It’s bound to trigger scrutiny about whether this was down to the pandemic, which hit some areas harder than others.

The proportion of top grades this year in London was 32.6 per cent – whereas there was just 22.4 per cent in the north east. 

This compares to 34.5 per cent in the capital last year and 24.5 per cent in the north east in 2021.

The gaps were also stark in 2019, when the north east top grades was 16.4 per cent compared to 25.7 per cent in London. 

6. No change in the most popular subjects

Double award science, maths, English, English Literature and History still have the highest entries across the UK for all ages. 

Spanish is no longer the subject with the highest percentage growth: entries decreased by 1.7 per cent from 114,795 to 112,845 following a continuous period of growth since 2018. 

French also declined by 1.9 per cent and German dropped by 1.7 per cent.

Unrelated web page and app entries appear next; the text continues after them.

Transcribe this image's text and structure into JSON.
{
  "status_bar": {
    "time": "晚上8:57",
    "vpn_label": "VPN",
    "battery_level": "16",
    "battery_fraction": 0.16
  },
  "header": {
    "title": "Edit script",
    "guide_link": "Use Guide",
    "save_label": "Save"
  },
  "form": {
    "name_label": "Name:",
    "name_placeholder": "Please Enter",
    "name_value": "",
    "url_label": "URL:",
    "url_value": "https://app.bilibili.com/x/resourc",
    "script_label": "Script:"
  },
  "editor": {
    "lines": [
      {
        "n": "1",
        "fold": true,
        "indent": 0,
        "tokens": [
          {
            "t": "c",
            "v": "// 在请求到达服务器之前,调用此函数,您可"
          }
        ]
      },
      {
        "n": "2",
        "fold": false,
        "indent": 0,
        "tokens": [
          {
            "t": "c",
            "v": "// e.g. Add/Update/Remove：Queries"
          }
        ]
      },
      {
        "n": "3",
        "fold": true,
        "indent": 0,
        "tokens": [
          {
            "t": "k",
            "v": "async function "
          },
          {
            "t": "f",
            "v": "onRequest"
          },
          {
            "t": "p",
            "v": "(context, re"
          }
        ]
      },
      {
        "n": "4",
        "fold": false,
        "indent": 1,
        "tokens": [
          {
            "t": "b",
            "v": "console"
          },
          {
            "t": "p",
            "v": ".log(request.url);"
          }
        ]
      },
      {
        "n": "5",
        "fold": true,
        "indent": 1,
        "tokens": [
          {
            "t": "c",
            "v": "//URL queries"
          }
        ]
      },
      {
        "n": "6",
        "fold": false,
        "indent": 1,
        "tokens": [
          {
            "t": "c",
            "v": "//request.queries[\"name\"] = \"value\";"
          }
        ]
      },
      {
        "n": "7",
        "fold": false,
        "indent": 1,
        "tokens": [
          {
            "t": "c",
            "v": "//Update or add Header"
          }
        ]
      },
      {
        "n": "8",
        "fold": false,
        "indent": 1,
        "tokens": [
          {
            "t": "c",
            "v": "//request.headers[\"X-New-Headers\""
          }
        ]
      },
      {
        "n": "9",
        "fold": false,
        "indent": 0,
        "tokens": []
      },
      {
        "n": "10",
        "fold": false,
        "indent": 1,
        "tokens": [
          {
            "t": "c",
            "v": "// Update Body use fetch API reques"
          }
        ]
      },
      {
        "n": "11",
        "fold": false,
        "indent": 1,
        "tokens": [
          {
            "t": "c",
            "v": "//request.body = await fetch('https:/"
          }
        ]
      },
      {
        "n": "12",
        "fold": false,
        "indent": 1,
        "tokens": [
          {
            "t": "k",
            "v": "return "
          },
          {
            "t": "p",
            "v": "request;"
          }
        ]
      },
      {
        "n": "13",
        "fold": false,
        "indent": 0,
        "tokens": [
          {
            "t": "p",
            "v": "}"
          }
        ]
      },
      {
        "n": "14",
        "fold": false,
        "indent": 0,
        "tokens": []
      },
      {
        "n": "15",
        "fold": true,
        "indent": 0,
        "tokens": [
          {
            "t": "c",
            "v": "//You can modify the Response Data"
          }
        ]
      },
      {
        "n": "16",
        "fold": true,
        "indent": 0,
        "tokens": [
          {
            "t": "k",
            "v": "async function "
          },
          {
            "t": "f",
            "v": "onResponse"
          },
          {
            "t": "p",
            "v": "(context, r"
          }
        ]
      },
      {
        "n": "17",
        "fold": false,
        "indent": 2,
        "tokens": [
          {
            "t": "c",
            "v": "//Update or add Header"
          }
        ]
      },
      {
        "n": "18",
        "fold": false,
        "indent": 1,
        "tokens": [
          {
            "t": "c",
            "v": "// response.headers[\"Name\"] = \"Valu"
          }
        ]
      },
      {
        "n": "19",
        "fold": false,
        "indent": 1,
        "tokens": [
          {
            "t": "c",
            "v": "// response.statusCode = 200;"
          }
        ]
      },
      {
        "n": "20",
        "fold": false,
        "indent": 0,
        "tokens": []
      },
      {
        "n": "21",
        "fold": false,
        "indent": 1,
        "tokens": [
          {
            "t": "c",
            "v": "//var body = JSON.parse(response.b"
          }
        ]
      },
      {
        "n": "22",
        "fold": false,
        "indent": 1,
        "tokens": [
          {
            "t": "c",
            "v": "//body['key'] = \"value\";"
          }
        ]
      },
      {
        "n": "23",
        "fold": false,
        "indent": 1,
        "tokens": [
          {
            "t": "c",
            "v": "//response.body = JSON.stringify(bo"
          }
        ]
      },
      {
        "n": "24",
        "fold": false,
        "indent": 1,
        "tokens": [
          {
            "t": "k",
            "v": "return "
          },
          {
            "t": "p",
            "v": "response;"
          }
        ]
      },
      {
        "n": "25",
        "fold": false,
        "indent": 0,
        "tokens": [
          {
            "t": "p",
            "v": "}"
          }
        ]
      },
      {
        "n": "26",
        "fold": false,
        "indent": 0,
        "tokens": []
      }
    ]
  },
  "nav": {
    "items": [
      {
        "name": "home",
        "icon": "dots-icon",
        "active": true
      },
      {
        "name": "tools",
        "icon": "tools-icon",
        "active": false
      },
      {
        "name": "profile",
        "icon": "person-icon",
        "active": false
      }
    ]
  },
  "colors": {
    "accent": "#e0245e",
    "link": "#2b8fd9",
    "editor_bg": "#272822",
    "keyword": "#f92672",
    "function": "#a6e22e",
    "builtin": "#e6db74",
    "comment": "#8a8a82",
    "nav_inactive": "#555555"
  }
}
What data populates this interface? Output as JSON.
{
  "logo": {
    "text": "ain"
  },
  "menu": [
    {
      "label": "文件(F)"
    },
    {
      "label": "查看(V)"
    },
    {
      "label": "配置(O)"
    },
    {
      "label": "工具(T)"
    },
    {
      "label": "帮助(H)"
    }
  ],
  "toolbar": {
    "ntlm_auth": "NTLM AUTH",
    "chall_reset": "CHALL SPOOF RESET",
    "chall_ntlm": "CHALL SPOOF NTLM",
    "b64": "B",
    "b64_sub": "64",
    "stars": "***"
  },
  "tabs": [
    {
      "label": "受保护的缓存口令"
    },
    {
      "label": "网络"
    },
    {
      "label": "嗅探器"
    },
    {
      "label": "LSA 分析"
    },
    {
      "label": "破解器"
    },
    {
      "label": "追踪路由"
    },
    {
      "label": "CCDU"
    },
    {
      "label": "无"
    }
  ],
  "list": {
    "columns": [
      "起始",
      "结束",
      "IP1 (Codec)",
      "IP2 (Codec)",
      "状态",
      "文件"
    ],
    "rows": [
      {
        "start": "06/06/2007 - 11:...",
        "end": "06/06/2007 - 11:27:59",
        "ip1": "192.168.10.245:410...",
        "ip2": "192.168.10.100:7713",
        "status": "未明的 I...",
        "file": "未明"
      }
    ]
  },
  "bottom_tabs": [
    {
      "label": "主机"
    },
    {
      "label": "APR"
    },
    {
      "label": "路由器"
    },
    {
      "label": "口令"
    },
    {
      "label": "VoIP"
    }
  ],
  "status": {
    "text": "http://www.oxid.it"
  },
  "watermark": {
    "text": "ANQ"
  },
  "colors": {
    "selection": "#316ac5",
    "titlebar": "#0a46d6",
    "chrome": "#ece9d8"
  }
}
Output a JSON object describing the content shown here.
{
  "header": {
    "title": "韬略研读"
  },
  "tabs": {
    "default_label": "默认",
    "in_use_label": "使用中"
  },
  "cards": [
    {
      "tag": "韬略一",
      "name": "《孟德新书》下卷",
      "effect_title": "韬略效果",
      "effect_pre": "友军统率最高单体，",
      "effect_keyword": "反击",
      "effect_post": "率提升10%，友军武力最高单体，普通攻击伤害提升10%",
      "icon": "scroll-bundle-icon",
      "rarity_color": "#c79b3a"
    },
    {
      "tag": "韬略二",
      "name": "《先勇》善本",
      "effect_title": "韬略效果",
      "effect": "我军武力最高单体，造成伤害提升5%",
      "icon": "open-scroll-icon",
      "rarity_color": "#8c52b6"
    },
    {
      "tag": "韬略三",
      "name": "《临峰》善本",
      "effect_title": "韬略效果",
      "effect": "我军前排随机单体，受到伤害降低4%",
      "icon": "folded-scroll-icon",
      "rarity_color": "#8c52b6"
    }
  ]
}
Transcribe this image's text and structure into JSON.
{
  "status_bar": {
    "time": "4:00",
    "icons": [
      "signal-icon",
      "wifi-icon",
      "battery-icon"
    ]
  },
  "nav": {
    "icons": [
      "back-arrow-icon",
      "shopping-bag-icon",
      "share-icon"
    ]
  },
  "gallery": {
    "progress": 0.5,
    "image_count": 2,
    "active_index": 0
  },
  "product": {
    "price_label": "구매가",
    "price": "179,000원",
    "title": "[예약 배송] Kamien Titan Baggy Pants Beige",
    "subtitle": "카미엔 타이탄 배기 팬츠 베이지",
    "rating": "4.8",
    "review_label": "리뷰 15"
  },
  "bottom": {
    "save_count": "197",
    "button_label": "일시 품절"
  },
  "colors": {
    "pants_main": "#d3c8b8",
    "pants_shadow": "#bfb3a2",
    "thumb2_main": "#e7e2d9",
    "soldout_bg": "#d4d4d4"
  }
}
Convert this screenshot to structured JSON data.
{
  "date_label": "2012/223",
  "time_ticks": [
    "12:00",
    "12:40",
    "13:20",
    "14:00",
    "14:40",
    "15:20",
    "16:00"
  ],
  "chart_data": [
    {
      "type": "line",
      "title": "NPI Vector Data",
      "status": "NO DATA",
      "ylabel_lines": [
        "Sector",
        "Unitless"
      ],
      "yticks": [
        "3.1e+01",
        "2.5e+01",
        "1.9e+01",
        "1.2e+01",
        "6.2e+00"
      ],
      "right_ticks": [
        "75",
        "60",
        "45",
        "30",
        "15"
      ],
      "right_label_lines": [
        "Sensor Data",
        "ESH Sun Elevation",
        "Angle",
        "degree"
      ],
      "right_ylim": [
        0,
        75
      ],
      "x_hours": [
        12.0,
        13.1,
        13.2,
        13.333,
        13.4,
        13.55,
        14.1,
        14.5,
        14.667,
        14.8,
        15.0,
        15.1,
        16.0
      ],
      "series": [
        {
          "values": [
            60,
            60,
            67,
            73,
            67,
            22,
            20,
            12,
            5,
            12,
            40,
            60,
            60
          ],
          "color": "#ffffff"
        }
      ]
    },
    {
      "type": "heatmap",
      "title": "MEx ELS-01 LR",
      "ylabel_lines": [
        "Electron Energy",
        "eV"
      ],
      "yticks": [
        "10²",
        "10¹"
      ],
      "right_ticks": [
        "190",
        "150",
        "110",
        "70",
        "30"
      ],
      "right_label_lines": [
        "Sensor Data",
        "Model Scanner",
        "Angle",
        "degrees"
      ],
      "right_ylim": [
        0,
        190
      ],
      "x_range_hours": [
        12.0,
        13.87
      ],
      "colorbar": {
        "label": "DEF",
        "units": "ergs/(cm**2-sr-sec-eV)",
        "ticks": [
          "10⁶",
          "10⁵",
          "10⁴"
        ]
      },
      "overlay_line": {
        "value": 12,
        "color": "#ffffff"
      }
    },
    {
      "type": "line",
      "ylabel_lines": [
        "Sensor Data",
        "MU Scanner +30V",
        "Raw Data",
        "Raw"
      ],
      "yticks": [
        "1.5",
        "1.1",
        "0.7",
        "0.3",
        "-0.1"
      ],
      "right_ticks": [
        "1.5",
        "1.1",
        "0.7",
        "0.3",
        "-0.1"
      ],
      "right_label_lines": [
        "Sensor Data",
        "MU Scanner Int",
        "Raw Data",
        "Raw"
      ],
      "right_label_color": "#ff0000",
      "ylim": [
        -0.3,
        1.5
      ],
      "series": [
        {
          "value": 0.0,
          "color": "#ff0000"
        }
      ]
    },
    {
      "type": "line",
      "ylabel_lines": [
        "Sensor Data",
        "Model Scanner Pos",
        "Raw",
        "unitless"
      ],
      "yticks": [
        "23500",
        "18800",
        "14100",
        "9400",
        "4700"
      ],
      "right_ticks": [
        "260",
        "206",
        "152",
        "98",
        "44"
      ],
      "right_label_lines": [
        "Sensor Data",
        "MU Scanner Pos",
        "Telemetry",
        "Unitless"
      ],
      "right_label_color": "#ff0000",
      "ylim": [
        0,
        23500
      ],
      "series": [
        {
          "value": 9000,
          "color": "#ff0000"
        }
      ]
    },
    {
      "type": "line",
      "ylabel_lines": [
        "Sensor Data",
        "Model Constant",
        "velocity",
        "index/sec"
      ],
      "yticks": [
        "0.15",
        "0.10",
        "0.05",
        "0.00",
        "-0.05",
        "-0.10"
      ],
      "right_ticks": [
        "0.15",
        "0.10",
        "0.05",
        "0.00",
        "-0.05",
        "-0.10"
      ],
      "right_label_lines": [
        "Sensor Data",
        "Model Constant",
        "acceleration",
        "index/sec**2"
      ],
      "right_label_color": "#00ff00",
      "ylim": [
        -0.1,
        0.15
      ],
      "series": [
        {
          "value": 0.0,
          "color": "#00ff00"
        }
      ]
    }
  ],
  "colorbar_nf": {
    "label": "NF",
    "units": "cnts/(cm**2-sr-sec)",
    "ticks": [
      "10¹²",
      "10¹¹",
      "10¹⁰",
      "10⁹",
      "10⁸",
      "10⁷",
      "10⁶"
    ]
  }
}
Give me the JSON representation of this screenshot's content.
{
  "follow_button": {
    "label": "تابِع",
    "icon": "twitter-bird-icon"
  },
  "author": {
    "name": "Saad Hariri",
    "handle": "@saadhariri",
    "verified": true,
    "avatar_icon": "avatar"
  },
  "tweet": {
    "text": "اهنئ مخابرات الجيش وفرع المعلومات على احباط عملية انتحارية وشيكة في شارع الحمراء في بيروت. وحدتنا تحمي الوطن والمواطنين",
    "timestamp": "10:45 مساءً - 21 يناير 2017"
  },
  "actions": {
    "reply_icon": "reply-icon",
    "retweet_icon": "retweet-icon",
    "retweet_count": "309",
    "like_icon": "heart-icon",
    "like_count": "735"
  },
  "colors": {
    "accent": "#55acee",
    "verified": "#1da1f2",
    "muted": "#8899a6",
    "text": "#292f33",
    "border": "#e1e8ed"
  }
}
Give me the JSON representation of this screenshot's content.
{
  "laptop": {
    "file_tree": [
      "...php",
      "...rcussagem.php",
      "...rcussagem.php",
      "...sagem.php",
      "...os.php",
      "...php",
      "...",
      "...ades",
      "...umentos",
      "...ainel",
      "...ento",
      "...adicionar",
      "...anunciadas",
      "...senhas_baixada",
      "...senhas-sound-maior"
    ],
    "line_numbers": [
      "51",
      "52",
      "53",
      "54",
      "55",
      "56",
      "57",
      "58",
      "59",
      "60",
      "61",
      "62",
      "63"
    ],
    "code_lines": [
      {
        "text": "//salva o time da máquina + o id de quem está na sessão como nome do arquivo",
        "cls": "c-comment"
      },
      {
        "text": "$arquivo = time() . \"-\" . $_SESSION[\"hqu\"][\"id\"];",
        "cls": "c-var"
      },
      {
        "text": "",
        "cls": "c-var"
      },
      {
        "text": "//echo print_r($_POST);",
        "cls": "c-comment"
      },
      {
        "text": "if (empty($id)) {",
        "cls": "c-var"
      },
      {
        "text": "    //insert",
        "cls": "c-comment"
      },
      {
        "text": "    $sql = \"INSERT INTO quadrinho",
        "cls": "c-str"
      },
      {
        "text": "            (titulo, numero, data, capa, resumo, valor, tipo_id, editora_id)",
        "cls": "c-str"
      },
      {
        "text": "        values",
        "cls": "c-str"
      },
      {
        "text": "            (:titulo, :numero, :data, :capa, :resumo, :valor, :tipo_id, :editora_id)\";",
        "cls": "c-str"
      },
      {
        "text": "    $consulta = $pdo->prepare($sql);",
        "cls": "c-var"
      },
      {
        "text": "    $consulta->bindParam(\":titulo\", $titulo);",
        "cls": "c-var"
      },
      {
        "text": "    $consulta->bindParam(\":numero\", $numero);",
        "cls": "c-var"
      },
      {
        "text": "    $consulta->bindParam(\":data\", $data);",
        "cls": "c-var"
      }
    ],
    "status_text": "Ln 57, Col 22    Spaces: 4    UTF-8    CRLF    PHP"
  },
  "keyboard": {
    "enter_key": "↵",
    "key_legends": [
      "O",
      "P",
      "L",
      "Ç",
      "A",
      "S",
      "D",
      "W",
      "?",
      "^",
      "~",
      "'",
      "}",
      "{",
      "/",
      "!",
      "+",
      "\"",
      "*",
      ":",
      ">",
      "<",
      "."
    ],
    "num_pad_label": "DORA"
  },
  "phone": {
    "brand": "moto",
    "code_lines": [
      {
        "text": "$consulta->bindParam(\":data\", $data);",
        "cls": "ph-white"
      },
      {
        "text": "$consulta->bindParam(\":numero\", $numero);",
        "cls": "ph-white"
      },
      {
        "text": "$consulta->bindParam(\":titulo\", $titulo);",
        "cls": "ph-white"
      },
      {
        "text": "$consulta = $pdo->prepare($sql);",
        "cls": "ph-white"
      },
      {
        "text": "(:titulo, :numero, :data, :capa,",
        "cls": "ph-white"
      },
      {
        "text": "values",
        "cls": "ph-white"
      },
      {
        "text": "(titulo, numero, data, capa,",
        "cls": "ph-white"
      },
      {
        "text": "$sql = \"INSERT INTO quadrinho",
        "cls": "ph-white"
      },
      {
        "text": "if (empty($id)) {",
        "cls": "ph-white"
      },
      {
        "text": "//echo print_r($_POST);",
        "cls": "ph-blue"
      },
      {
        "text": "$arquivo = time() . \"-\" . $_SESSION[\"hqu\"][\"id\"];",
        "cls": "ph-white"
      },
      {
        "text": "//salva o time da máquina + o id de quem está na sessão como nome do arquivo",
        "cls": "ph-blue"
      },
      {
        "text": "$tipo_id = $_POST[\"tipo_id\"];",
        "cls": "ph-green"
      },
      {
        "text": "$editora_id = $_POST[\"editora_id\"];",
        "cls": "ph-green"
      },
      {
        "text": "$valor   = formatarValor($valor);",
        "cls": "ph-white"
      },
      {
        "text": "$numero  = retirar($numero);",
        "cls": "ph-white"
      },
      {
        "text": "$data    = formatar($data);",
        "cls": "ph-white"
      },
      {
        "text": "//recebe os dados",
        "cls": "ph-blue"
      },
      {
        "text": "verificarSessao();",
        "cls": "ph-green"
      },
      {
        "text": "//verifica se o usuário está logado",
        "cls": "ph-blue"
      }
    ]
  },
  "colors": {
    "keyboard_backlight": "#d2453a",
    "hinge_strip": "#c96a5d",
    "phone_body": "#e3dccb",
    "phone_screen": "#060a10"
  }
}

Source FFT Datalab

The gap in entry size between geography and history has narrowed in 2022. Geography increased by 2.7 per cent while history saw a slight decline 0.9 per cent.

7. Girls do better than boys at the top 

Overall outcomes at all key GCSE grades are higher for girls than boys – which has been the case for several years across the UK at all ages. 

This year, top grades for girls were 30 per cent compared to 22.6 per cent for boys. At grade 4, this was 76.7 per cent for girls compared to 69.8 for boys. 

This means the gap between boy and girl outcomes at grade 7 have narrowed by 1.6 percentage points since last year. But has widened at grade 1.

8. Much bigger drop in top grades at private schools

Private schools have seen the percentage of top grades drop from 61.2 per cent to 53 per cent – an 8.2 percentage point gap since 2021.

This compares to a 2.4 percentage point drop for academies in the last year.

However a recent study urged caution on drawing the conclusion that this shows private schools “fiddled” their grades more than others during Covid years.

But grades at grammar schools – which are similarly likely to have more grade 7 and above pupils – held up much better, with just a slight fall.

More from this theme


Progress 8 pause: Heads call for wider review

But some heads have warned the sector could creep back to GCSE pass grades being the accountability 'king'

Samantha Booth

No school progress measure for next two years

The Department for Education had explored alternative options, but concluded there is 'no replacement' for progress 8 measure

Samantha Booth

Unions: ‘Clunky’ advanced British standard risks ‘blunt choice’ for pupils

Ministers accused of 'putting the cart before the horse' with 16-19 reform plans

Freddie Whittaker

DfE puts 40 staff on Advanced British Standard ‘vanity project’

Government criticised for committing 'platoon of civil servants' to policy unlikely to come to fruition

Freddie Whittaker

Cyber attack: Exam boards told to introduce new security measures

Ofqual chief Sir Ian Bauckham said regulator will undertake 'rigorous' checks on exam board plans to move tests on-screen

Samantha Booth

AQA to launch free digital maths tests for schools

But England's largest exam board has delayed plans to introduce on-screen exams

Freddie Whittaker

Your thoughts

Leave a Reply

Your email address will not be published. Required fields are marked *

One comment